§ **Exercise prompt**
Scan the entries below, and for each line that includes the word "logo", make a copy.

§ **The records**
- - - - -

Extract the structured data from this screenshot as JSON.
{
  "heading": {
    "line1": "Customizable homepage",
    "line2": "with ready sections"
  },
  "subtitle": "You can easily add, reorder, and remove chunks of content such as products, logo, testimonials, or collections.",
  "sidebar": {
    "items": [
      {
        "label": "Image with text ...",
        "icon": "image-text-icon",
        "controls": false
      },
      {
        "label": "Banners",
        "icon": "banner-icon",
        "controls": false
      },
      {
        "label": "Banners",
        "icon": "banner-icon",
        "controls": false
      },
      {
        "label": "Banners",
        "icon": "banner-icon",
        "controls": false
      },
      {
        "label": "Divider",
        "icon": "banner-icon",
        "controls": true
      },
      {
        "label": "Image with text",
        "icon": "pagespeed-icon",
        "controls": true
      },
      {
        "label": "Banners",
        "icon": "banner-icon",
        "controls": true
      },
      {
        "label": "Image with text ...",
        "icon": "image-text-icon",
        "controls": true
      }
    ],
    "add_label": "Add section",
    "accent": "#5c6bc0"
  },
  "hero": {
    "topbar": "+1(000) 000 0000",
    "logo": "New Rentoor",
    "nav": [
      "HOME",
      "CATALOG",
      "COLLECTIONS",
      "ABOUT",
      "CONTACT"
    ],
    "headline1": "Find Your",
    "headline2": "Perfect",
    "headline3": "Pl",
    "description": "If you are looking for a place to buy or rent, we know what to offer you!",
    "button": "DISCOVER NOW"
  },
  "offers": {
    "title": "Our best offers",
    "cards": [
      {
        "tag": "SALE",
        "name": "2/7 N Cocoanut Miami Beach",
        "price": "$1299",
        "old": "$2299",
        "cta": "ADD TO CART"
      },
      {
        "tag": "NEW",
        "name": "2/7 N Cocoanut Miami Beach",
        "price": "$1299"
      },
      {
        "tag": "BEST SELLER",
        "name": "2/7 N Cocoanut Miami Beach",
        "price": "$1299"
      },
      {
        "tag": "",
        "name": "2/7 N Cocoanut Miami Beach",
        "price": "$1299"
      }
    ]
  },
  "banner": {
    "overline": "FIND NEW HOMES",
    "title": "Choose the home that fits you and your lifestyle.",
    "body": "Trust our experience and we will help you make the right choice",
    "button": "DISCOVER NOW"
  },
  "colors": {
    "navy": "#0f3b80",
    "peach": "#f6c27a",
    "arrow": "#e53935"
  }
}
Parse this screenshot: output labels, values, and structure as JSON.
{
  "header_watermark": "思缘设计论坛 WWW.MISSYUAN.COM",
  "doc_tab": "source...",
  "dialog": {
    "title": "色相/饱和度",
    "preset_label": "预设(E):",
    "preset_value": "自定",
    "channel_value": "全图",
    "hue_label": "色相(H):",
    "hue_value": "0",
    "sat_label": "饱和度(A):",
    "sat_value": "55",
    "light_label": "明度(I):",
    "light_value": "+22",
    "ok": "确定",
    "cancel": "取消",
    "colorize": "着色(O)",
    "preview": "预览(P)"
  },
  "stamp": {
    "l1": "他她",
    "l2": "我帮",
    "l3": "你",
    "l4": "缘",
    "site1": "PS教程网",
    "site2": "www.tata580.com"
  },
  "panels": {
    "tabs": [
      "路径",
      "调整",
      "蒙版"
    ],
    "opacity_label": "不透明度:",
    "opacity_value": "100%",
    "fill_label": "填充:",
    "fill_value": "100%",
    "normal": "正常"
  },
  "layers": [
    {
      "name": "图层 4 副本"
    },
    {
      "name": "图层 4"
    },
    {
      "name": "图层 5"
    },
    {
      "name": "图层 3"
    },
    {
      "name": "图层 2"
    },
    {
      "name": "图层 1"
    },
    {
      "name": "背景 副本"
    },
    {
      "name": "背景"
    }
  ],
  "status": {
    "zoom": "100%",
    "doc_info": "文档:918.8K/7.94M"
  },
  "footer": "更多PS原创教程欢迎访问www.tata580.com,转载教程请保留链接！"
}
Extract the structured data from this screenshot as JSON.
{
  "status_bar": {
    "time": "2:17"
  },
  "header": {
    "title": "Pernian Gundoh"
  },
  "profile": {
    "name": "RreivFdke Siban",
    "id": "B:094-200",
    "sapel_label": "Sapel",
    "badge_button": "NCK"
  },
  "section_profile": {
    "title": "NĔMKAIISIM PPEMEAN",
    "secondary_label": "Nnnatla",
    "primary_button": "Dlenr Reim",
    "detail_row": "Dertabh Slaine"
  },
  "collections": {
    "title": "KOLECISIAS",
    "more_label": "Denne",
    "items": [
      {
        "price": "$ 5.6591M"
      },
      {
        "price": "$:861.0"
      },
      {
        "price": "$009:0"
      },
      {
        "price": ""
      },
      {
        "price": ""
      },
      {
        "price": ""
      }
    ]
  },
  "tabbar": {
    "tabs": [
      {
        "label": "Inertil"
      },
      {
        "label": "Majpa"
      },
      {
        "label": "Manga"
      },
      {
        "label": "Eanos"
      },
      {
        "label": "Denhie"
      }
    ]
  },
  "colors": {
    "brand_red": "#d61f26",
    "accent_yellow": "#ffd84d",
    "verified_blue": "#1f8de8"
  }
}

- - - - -

§ **Answer for this exercise**
  "subtitle": "You can easily add, reorder, and remove chunks of content such as products, logo, testimonials, or collections.",
    "logo": "New Rentoor",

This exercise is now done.